  2. Swift 4.2’s protocol-oriented solution allows us to define custom types that conform to RandomNumberGenerator. Update Gen to evaluate given any RandomNumberGenerator by changing run’s signature.

  3. Use a custom random number generator that can be configured with a stable seed to allow for the Gen type to predictably generate the same random value for a given seed.

    You can look to Nate Cook’s playground, shared on the Swift forums, or (for bonus points), you can define your own linear congruential generator (or LCG).

  4. Write a helper that runs a property test for XCTest! A property test, given a generator and a block of code, will evaluate the block of code with a configurable number of random runs. If the block returns true, the property test passes. It it returns false, it fails. The signature should be the following.

    func forAll<A>(_ a: Gen<A>, propertyShouldHold: (A) -> Bool)
    

    It should, internally, call an XCTAssert function. Upon failure, print out the seed so that it can be reproduced.

  5. Enhance the forAll API to take file: StaticString = #file, line: UInt = #line, which can be passed to XCTest in order to highlight the correct line on failure.

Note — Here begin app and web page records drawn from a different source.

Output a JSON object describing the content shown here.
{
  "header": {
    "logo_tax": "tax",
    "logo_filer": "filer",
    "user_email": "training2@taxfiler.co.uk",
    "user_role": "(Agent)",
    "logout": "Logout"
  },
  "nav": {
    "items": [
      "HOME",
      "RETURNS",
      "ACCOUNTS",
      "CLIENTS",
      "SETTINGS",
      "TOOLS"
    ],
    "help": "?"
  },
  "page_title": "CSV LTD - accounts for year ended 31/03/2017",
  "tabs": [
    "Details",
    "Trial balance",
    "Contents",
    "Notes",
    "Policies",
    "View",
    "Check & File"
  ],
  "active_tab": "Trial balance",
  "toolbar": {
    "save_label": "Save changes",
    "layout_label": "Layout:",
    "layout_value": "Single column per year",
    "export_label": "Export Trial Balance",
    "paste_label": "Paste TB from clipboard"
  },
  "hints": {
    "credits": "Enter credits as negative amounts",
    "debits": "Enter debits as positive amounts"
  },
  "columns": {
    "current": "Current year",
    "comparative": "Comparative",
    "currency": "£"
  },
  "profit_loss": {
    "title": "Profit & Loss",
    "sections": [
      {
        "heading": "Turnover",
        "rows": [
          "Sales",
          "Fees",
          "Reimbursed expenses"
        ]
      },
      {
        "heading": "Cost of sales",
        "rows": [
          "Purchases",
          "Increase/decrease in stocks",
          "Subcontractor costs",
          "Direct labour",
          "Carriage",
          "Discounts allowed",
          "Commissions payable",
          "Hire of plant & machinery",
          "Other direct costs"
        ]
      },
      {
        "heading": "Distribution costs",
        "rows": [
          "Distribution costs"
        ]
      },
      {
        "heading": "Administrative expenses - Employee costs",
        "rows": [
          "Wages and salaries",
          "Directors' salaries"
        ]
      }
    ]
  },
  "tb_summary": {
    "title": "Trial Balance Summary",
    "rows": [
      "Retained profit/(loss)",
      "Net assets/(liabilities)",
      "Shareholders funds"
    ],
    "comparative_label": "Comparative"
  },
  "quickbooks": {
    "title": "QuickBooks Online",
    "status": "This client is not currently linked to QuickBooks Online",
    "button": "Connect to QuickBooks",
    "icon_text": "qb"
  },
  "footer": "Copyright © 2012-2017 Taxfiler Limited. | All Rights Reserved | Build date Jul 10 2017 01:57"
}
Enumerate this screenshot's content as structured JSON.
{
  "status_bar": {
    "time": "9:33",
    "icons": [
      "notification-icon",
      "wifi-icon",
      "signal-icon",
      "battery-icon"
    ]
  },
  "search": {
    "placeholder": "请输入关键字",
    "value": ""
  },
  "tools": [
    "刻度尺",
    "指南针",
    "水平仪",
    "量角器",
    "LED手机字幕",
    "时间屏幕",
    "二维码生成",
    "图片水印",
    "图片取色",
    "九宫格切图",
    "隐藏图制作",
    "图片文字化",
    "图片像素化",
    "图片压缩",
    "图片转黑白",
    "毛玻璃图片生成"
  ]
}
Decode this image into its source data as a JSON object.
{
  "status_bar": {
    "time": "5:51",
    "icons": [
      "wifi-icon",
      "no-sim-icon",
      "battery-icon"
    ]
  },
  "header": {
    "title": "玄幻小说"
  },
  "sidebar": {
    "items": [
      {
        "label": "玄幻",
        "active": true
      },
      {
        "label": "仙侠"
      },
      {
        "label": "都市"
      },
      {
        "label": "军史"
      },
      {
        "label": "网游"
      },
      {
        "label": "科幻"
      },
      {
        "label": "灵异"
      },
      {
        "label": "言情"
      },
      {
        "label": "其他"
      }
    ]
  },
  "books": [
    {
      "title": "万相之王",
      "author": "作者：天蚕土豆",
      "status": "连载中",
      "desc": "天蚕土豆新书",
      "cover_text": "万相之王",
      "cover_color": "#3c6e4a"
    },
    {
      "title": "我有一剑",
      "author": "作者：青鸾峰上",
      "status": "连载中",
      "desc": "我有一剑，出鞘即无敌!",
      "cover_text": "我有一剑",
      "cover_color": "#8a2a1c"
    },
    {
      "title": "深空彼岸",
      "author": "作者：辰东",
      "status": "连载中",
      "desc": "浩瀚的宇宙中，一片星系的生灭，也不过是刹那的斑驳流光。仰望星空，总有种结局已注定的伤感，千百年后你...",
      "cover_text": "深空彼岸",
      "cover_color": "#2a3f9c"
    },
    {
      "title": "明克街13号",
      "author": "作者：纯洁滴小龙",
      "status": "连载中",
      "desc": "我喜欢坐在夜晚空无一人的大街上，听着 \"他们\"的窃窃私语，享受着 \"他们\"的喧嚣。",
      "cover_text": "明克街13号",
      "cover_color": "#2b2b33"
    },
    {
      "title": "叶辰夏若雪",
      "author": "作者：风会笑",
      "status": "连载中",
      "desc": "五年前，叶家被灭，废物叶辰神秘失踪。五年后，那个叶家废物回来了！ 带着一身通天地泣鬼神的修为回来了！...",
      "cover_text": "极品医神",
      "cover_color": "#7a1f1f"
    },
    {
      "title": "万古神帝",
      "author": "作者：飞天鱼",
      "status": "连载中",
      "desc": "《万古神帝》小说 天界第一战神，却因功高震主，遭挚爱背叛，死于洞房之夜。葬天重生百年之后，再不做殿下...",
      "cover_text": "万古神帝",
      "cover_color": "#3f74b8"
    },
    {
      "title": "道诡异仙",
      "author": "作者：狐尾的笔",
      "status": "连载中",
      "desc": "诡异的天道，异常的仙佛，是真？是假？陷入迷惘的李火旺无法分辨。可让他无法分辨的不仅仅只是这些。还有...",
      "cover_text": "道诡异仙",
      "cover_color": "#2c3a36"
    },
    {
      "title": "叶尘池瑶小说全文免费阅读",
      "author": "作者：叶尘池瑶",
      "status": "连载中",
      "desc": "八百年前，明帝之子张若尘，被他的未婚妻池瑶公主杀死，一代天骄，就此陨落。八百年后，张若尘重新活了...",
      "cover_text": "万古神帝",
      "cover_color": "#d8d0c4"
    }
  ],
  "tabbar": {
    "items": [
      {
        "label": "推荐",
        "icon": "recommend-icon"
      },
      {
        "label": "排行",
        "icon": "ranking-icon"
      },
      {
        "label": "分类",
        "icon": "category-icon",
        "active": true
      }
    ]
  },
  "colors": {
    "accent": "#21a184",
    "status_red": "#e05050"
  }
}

Chapters
Introduction
00:05
Composing structure
01:00
Zipping structure
11:45
Strengthening structure
16:10
Strengthening structure again
19:52
What’s the point?
22:26